This week, the U.S. Bureau of Land Management (BLM) and the U.S. Forest Service signed the Jim McClure-Jerry Peak Wilderness Plan, which establishes a final management plan for one of the three new central Idaho wilderness areas. This particular wilderness area spans 183 square miles – 149 of them managed by the Forest Service; the other 34 square miles managed by BLM. Officials behind the plan say it’s “a middle ground plan when it comes to restrictions on human visitors and activities,” the Idaho Business Review reports.

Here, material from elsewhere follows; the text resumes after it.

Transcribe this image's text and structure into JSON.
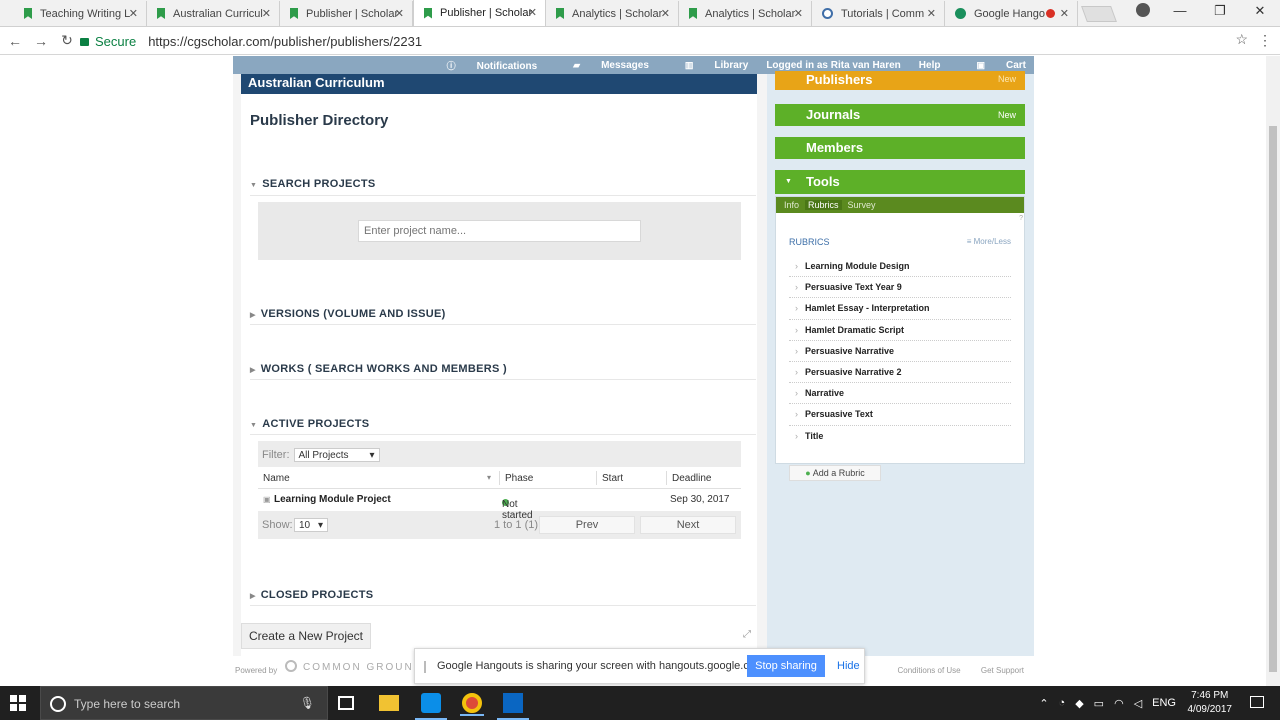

“We believe we have a product that meets the intent of the Wilderness Act and legislation while providing considerations to the well-being of individuals who use the area for their livelihoods,” Chuck Mark, Salmon-Challis National Forest Supervisor, said in a statement.
However, the new plan has some groups worried that there aren’t enough restrictions to keep pack animals away from bighorn sheep herds. Contact between wild sheep and domestic sheep and goats has been linked to massive die-offs among wild herds due to bacterial pneumonia – a disease thought to be transferred to wild sheep from their domestic counterparts. The plan calls for “groups [up] to 12 people and the number of pack animals and saddle stock to 20 per group” and requires mandatory compliance with the North American Packgoat Association guidelines, according to the Idaho Business Review.

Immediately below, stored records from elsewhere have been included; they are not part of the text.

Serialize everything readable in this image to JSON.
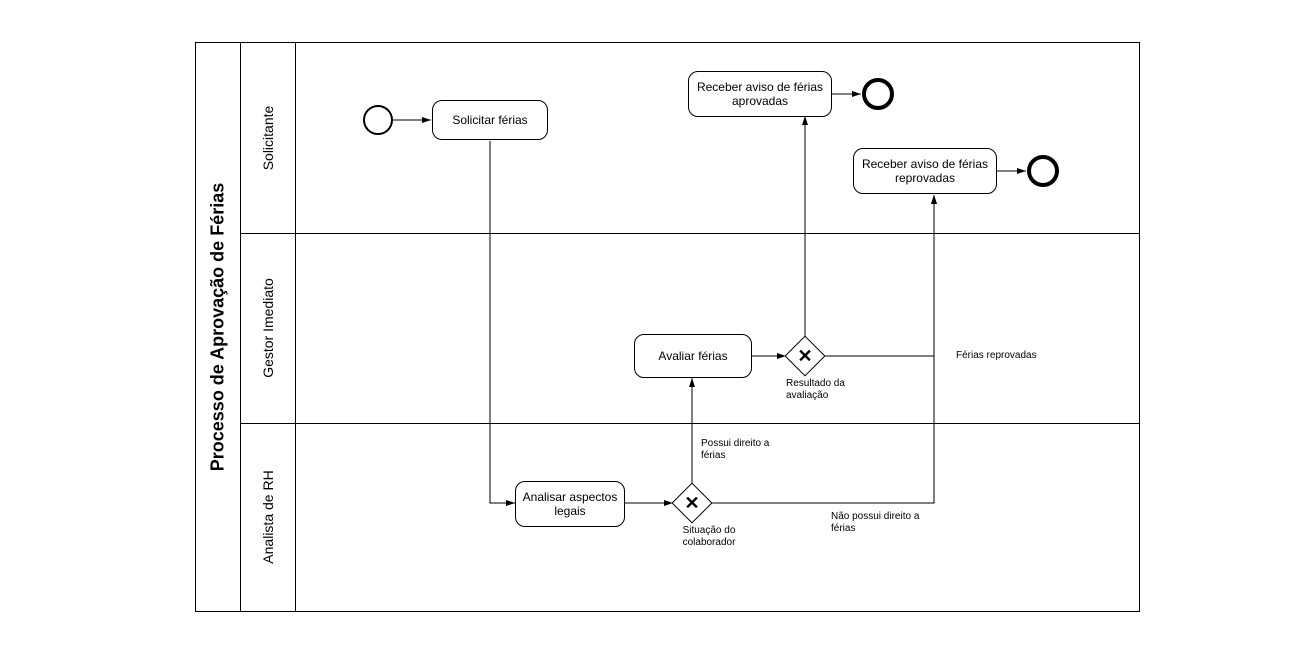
{
  "pool": {
    "title": "Processo de Aprovação de Férias"
  },
  "lanes": {
    "l1": "Solicitante",
    "l2": "Gestor Imediato",
    "l3": "Analista de RH"
  },
  "tasks": {
    "t1": "Solicitar férias",
    "t2": "Receber aviso de férias aprovadas",
    "t3": "Receber aviso de férias reprovadas",
    "t4": "Avaliar férias",
    "t5": "Analisar aspectos legais"
  },
  "gateways": {
    "g1_label": "Resultado da avaliação",
    "g2_label": "Situação do colaborador"
  },
  "edges": {
    "e_has_right": "Possui direito a férias",
    "e_no_right": "Não possui direito a férias",
    "e_rejected": "Férias reprovadas"
  }
}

“We’re reviewing the wilderness plan as a whole and considering our next steps,” said the Idaho Conservation League central Idaho director, Dani Mazzotta.
This is due to the differences between BLM and the Forest Service’s approval process. BLM’s process allows for a 30-day appeal; if anyone wants to challenge the Forest Service, then they have to file a federal lawsuit.

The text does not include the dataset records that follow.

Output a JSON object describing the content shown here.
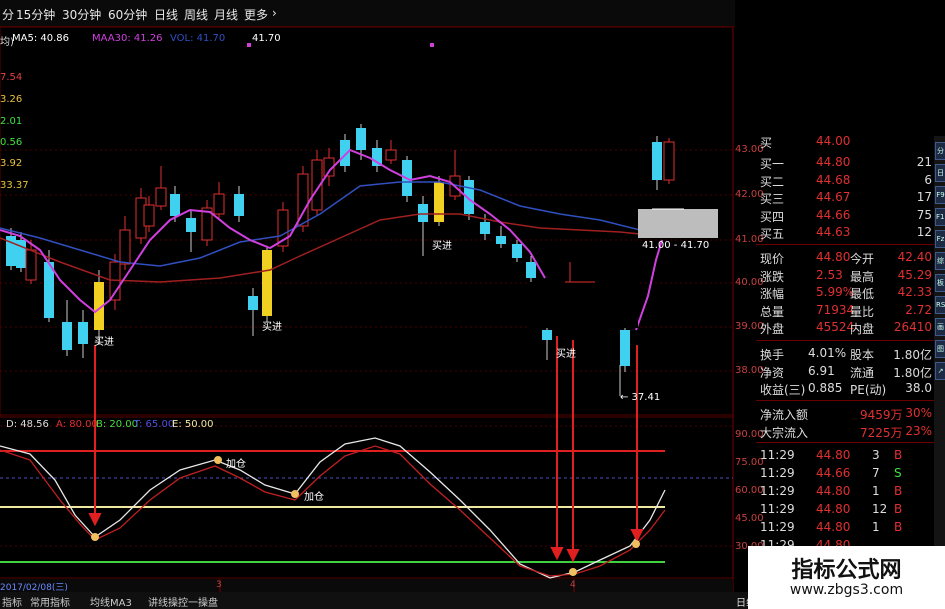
{
  "toolbar": {
    "items": [
      "分",
      "15分钟",
      "30分钟",
      "60分钟",
      "日线",
      "周线",
      "月线",
      "更多"
    ],
    "more_arrow": "›"
  },
  "ma_legend": {
    "prefix": "均)",
    "ma5": "MA5: 40.86",
    "ma30": "MAA30: 41.26",
    "vol": "VOL: 41.70",
    "extra": "41.70"
  },
  "left_labels": [
    "7.54",
    "3.26",
    "2.01",
    "0.56",
    "3.92",
    "33.37"
  ],
  "price_axis": [
    "43.00",
    "42.00",
    "41.00",
    "40.00",
    "39.00",
    "38.00"
  ],
  "osc_axis": [
    "90.00",
    "75.00",
    "60.00",
    "45.00",
    "30.00"
  ],
  "annotations": {
    "buy1": "买进",
    "buy2": "买进",
    "buy3": "买进",
    "buy4": "买进",
    "add1": "加仓",
    "add2": "加仓",
    "range_label": "41.00 - 41.70",
    "low_label": "← 37.41"
  },
  "osc_legend": {
    "d": "D: 48.56",
    "a": "A: 80.00",
    "b": "B: 20.00",
    "t": "T: 65.00",
    "e": "E: 50.00"
  },
  "date_bar": {
    "date": "2017/02/08(三)",
    "m1": "3",
    "m2": "4"
  },
  "order_book": [
    {
      "label": "买一",
      "price": "44.80",
      "vol": "21"
    },
    {
      "label": "买二",
      "price": "44.68",
      "vol": "6"
    },
    {
      "label": "买三",
      "price": "44.67",
      "vol": "17"
    },
    {
      "label": "买四",
      "price": "44.66",
      "vol": "75"
    },
    {
      "label": "买五",
      "price": "44.63",
      "vol": "12"
    }
  ],
  "order_book_top": {
    "label": "买",
    "price": "44.00"
  },
  "quote": [
    {
      "l1": "现价",
      "v1": "44.80",
      "l2": "今开",
      "v2": "42.40"
    },
    {
      "l1": "涨跌",
      "v1": "2.53",
      "l2": "最高",
      "v2": "45.29"
    },
    {
      "l1": "涨幅",
      "v1": "5.99%",
      "l2": "最低",
      "v2": "42.33"
    },
    {
      "l1": "总量",
      "v1": "71934",
      "l2": "量比",
      "v2": "2.72"
    },
    {
      "l1": "外盘",
      "v1": "45524",
      "l2": "内盘",
      "v2": "26410"
    }
  ],
  "fund": [
    {
      "l1": "换手",
      "v1": "4.01%",
      "l2": "股本",
      "v2": "1.80亿"
    },
    {
      "l1": "净资",
      "v1": "6.91",
      "l2": "流通",
      "v2": "1.80亿"
    },
    {
      "l1": "收益(三)",
      "v1": "0.885",
      "l2": "PE(动)",
      "v2": "38.0"
    }
  ],
  "flow": [
    {
      "label": "净流入额",
      "value": "9459万",
      "pct": "30%"
    },
    {
      "label": "大宗流入",
      "value": "7225万",
      "pct": "23%"
    }
  ],
  "ticks": [
    {
      "time": "11:29",
      "price": "44.80",
      "vol": "3",
      "side": "B"
    },
    {
      "time": "11:29",
      "price": "44.66",
      "vol": "7",
      "side": "S"
    },
    {
      "time": "11:29",
      "price": "44.80",
      "vol": "1",
      "side": "B"
    },
    {
      "time": "11:29",
      "price": "44.80",
      "vol": "12",
      "side": "B"
    },
    {
      "time": "11:29",
      "price": "44.80",
      "vol": "1",
      "side": "B"
    },
    {
      "time": "11:29",
      "price": "44.80",
      "vol": "",
      "side": ""
    }
  ],
  "side_icons": [
    "分",
    "日",
    "F9",
    "F10",
    "Fz",
    "综",
    "板",
    "RSI",
    "画",
    "图",
    "↗"
  ],
  "bottom_tabs": [
    "指标",
    "常用指标",
    "均线MA3",
    "讲线操控一操盘"
  ],
  "bottom_right": "日线",
  "watermark": {
    "title": "指标公式网",
    "url": "www.zbgs3.com"
  },
  "colors": {
    "up": "#e03030",
    "down": "#40d0f0",
    "yellow": "#f0d020",
    "magenta": "#d040e0",
    "blue": "#3050c0"
  }
}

According to the Idaho Business Review, the other two wilderness areas within central Idaho include the 138-square-mile Hemingway-Boulders Wilderness and the 142-square-mile Cecil D. Andrus White Clouds Wilderness – both of which fall primarily under the Forest Service’s jurisdiction. Regardless, these two areas will also be managed under a single plan that will be developed by the Sawtooth National Forest with input from BLM. It is still under review; however, a draft plan is currently available for comment.
“We’re definitely supportive of the Cecil D. Andrus White Clouds and Hemingway-Boulders plan as currently proposed,” says Mazzotta.